Film Review: Birdman

Birdman

Birdman or (The Unexpected Virtue of Ignorance) written by Alejandro González Iñárritu and Nicolás Giacobone, directed by Alejandro González Iñárritu (New Regency Pictures, M Prods, Grisbi Productions, R, 119 min) Starring Michael Keaton, Emma Stone, Zach Galifianakis, Naomi Watts, and Edward Norton. Hollywood Award Ceremony Watch one Hollywood award ceremony and you’ve seen them all. Without fail, these shows elicit a self-congratulatory nature. There’s a sense in which every presenter truly believes her craft—acting—exists as one of the most important things in our society. Like medical doctors, social workers, teachers, and non-profit administrators, the actor exposes the injustice of the world, brings healing to others, and educates the younger generations to make this world a better place. Even though she… Read More →

Film Review: Her

Her by Spike Jonze

Her written and directed by Spike Jonze (Annapurna Pictures, Warner Bros., R, 126 min) Starring Joaquin Phoenix, Scarlett Johansson, Amy Adams, Rooney Mara, and Olivia Wilde. Newspaper Trains There’s a photo that’s been making the social media rounds. It shows a black-and-white image of a commuter train with passengers reading newspapers. The inference of the image being: times haven’t changed human nature much. The only difference between then and now is the medium of information. Now our eyes are glued to the iPhone. This image struck me because it made me think deeper about the relationship between technology and human interaction. No matter what innovations occur, we all have the same desire and anger, the same hopes and fears. If… Read More →

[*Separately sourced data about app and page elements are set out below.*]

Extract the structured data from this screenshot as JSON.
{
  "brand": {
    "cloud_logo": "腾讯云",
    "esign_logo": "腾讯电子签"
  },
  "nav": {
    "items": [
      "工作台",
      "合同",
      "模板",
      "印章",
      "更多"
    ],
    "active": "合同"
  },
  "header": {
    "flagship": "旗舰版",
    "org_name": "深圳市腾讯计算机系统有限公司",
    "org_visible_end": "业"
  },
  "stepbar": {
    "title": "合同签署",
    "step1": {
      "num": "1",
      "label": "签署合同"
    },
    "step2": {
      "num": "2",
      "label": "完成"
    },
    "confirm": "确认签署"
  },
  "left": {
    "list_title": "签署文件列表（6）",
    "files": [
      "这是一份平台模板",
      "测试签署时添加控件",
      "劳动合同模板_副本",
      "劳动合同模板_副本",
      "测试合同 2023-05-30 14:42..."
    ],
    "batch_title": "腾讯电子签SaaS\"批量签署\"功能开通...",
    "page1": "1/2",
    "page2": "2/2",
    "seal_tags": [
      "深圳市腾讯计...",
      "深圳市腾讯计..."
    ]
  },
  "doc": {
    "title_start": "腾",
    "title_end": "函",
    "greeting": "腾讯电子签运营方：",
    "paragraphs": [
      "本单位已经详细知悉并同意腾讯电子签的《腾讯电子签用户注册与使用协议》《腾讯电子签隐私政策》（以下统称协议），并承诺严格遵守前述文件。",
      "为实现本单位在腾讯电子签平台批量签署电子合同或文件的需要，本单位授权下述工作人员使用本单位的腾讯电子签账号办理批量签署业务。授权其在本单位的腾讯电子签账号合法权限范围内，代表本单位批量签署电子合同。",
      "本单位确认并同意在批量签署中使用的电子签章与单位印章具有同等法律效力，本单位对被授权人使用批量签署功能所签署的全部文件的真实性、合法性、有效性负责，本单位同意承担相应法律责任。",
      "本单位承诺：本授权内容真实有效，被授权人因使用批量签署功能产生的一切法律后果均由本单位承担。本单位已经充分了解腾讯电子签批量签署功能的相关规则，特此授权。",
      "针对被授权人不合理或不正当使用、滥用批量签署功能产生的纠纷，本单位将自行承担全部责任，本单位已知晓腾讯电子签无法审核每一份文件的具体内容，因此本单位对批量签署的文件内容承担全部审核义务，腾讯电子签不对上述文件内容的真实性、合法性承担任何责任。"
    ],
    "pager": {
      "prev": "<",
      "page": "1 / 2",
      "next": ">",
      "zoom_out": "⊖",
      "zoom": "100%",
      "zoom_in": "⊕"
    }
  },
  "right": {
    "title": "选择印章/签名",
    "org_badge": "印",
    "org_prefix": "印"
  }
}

Television Show Review: Orange Is the New Black: Season 1

Orange Is the New Black

Orange Is the New Black: Season 1 created by Jenji Kohan (Netflix, Lionsgate Television) Starring Taylor Schilling, Laura Prepon, Danielle Brooks, Taryn Manning, Jason Biggs, Kate Mulgrew, and Pablo Schreiber. Set Setting On its surface, a series about life in prison doesn’t seem too compelling. Most viewers need some sort of action or changes in setting to pique interest. There’s not much design to a prison setting. Everything is drab. Everyone is locked up. Movement is limited. How can plot develop? Yet, rejecting Orange Is the New Black due to setting limitations would be doing it a great disservice. The series works so far because of its commitment to relationships between its characters. Yes, Orange Is the New Black is… Read More →

Film Review: Les Misérables

Les Misérables written by Claude-Michel Schönberg and Alain Boublil, directed by Tom Hooper (Working Title Films, Cameron Mackintosh Ltd., PG-13, 157 minutes) Starring Hugh Jackman, Russell Crowe and Anne Hathaway. The Airing of Grievances Before I go into the general plot summary and the merits of this particular musical, I need to air my grievances Seinfeld style. I love music, but I don’t like musicals. Music is very genuine, raw, and emotion-filled by its very nature. To me (I realize most don’t feel this way), it feels very disingenuous and hollow-hearted when someone randomly bursts into song whilst talking the rest of the time. Musicals usually create a new kind of world where reality doesn’t permeate, where song is the standard,… Read More →

Film Review: Silver Linings Playbook

Silver Linings Playbook written and directed by David O. Russel (The Weinstein Company and Mirage Enterprises, R, 122 minutes) Starring Bradley Cooper, Jennifer Lawrence, and Robert De Niro. Making Light of the Dark There’s nothing more difficult than creating comedy out of mental disorders, failed marriages, and gambling. These themes are dark; they force the viewer into introspective spaces. The narrative can’t make light of such scenarios because too many people have dealt with the deep pain associated with these occurrences. But Silver Linings Playbook gives it a shot, and it is mostly successful. To Starting Over—or Staying the Same Silver Linings Playbook follows Pat Solitano (Bradley Cooper) as he seeks to pick up the pieces of his broken life…. Read More →